──────── Input data ────────

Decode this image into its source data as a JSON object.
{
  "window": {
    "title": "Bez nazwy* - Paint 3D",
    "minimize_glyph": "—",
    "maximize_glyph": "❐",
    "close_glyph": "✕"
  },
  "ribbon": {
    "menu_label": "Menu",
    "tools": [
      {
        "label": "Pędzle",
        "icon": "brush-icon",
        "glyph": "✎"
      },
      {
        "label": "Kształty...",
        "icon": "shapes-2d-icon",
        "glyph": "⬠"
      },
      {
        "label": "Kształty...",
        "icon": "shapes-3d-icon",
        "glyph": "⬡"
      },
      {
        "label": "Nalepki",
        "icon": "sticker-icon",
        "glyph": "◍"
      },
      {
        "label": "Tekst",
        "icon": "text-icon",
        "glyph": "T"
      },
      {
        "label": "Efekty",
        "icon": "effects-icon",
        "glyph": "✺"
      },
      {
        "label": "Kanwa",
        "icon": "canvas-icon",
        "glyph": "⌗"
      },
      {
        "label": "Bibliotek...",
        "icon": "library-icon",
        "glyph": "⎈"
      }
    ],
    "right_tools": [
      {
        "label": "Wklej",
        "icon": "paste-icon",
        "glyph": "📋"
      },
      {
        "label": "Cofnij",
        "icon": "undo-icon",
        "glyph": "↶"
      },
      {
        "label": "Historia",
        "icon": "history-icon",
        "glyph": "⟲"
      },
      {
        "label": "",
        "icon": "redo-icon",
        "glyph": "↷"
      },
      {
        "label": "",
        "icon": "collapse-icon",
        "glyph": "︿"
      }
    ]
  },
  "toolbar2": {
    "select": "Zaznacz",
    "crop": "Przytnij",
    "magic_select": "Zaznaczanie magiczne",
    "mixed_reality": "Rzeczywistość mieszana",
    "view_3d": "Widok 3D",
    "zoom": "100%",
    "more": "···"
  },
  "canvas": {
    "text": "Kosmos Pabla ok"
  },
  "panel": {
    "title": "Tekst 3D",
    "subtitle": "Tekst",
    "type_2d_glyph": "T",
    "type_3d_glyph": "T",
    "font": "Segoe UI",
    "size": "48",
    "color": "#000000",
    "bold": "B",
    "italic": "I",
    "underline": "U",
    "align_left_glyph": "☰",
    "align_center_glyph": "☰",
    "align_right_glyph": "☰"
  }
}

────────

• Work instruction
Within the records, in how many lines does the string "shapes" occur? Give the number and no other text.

• Answer box
2